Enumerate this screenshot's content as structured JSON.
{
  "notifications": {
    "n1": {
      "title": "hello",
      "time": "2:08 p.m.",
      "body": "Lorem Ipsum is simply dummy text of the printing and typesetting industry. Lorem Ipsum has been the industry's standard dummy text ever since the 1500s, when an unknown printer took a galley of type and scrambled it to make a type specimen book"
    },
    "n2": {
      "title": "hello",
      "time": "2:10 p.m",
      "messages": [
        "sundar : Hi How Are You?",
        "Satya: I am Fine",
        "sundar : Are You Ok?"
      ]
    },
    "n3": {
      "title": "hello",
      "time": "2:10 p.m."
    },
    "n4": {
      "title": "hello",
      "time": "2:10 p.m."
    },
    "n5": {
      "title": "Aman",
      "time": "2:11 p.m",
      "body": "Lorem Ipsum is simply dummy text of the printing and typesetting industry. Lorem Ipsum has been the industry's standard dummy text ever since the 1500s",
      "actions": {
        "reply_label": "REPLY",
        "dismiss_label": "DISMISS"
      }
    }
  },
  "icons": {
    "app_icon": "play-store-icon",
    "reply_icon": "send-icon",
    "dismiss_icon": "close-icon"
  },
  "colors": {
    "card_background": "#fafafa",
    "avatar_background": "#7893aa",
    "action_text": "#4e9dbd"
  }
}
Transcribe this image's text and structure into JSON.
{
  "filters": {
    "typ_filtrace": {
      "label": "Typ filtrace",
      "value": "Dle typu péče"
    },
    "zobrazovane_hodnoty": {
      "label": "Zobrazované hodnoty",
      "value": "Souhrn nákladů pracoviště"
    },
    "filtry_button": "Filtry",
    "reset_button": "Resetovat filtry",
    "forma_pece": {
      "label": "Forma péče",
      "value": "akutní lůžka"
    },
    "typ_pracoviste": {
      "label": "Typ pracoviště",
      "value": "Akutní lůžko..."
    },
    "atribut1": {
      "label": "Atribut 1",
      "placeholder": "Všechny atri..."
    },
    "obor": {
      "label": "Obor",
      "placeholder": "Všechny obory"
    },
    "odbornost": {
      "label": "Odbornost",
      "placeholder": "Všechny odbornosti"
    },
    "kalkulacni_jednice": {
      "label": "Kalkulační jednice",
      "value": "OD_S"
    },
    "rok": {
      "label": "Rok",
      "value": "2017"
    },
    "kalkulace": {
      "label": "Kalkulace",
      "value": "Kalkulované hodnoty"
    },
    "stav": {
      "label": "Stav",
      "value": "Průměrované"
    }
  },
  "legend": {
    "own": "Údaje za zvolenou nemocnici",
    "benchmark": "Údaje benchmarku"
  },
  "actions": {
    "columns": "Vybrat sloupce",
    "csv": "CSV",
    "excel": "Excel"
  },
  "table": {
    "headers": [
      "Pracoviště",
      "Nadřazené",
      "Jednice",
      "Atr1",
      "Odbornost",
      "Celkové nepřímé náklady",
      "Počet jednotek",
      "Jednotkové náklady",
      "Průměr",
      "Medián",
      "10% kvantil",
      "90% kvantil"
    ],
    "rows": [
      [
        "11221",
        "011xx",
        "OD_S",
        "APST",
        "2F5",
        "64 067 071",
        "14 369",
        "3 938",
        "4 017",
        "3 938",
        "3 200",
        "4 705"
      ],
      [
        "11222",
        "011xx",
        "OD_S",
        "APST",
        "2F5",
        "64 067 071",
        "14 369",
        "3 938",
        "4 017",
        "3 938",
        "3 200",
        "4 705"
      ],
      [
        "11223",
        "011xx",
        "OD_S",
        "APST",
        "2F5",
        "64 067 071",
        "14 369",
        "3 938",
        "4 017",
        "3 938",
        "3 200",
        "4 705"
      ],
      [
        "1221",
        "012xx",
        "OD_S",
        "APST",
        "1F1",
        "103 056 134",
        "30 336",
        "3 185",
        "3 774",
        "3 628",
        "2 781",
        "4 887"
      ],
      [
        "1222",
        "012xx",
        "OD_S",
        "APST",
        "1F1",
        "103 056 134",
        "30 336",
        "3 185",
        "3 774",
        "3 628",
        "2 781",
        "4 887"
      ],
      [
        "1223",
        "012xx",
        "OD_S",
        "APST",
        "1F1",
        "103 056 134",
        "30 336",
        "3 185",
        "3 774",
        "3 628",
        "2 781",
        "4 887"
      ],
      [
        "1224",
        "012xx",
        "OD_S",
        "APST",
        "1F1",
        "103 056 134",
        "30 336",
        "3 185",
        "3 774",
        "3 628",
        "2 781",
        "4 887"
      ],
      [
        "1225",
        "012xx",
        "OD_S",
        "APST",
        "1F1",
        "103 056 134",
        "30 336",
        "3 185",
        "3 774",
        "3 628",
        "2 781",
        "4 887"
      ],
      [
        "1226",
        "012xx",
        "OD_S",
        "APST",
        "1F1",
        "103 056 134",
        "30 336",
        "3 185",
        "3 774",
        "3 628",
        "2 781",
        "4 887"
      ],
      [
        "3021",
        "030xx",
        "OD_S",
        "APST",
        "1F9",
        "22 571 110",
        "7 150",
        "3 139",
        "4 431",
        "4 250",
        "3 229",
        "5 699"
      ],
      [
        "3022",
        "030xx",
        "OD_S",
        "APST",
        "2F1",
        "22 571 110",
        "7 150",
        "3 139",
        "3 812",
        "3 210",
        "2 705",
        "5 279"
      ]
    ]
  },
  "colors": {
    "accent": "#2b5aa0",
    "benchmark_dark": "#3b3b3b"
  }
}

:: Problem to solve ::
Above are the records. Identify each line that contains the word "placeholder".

:: Solution below ::
      "placeholder": "Všechny atri..."
      "placeholder": "Všechny obory"
      "placeholder": "Všechny odbornosti"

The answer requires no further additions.